Excerpted data —
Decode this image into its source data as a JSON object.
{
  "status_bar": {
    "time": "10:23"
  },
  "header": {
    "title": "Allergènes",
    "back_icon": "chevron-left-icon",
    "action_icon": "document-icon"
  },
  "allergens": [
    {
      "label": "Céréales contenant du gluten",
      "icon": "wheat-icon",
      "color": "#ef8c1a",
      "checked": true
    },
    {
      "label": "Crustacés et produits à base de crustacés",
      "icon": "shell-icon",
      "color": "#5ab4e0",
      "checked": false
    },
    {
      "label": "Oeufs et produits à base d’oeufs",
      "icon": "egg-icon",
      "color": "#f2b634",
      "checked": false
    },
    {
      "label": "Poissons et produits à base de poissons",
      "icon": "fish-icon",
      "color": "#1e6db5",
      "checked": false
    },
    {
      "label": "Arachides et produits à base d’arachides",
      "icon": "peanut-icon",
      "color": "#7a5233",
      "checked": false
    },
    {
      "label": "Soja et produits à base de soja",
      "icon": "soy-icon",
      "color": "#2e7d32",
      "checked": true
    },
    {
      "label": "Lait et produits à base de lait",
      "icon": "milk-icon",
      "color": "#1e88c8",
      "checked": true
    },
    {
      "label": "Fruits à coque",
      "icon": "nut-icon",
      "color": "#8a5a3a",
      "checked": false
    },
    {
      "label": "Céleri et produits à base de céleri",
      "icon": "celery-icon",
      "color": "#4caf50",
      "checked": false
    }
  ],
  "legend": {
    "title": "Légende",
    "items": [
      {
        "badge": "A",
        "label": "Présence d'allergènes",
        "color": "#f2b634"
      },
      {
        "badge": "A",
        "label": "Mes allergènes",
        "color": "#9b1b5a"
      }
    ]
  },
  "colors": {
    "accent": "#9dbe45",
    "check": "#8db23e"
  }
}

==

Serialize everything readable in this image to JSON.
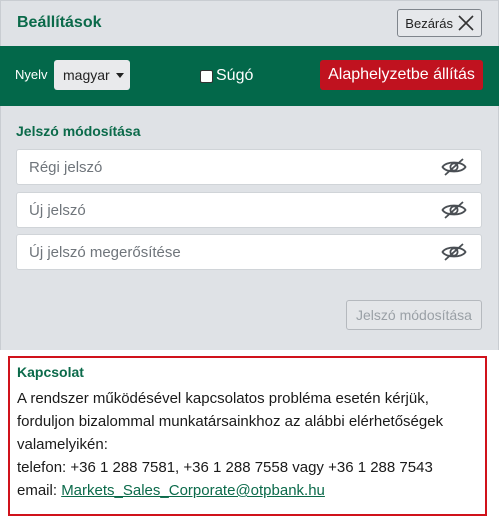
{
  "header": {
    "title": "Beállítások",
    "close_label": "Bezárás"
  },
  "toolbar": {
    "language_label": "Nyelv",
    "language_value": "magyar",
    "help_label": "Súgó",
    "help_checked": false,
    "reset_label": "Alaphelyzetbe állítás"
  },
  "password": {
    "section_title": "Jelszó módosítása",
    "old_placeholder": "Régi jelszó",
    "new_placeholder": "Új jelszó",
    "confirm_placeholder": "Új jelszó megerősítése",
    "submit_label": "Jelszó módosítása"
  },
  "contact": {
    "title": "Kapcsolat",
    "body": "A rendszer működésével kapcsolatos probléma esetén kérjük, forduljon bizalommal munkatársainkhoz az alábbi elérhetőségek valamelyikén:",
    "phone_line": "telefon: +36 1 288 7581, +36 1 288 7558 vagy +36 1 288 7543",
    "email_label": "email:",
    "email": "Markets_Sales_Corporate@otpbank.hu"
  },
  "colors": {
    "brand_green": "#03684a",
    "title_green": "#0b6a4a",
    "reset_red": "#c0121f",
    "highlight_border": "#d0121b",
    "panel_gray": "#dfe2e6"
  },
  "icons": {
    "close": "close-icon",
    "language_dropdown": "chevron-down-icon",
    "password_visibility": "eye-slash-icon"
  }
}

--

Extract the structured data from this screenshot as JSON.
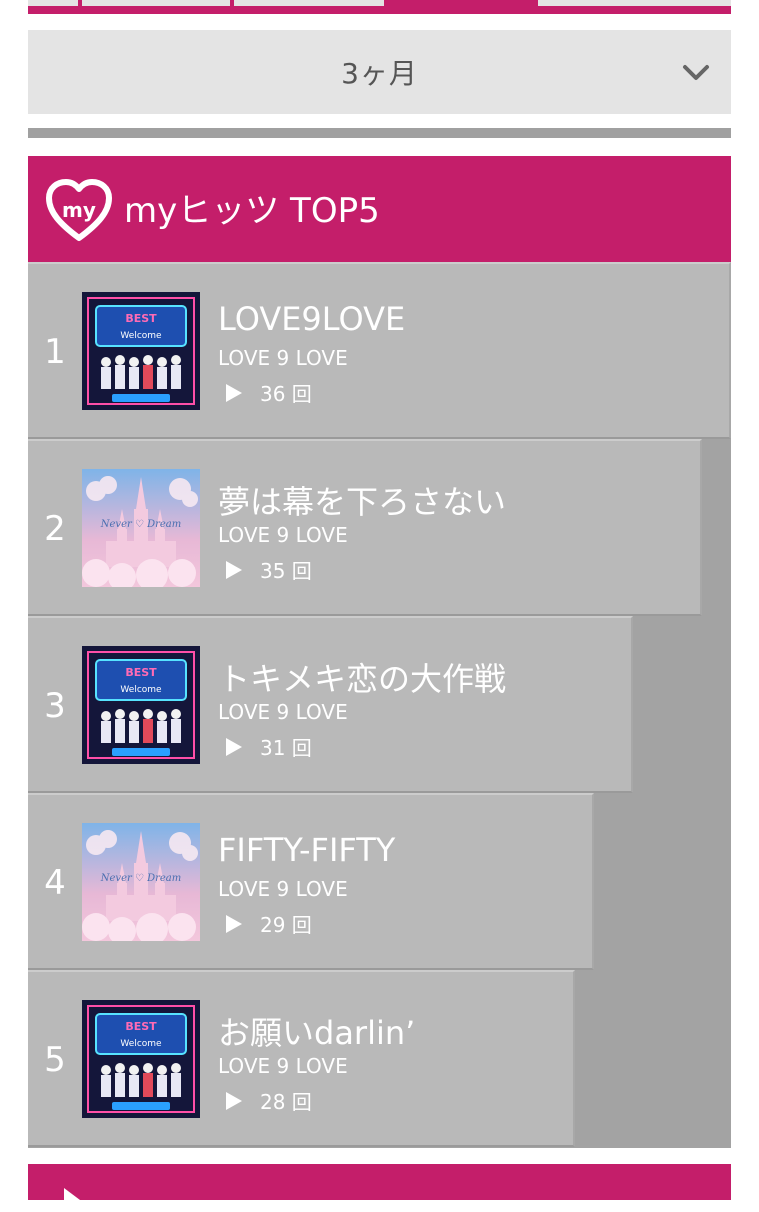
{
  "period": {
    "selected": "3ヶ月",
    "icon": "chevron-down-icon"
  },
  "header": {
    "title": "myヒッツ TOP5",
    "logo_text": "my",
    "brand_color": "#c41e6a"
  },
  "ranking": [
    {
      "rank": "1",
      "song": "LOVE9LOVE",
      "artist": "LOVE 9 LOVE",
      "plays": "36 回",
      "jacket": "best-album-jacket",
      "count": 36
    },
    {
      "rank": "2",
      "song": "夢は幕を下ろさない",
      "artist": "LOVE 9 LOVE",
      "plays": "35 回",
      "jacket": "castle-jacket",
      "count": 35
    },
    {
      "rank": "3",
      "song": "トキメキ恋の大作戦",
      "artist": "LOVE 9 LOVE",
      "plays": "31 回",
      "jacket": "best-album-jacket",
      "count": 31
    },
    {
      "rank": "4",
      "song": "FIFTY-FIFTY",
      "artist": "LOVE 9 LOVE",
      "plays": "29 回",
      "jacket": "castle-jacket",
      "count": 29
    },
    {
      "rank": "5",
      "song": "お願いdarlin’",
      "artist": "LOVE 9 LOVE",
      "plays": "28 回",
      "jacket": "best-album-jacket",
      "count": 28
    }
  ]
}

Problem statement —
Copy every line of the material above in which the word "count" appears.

Solution for this exercise —
      "count": 36
      "count": 35
      "count": 31
      "count": 29
      "count": 28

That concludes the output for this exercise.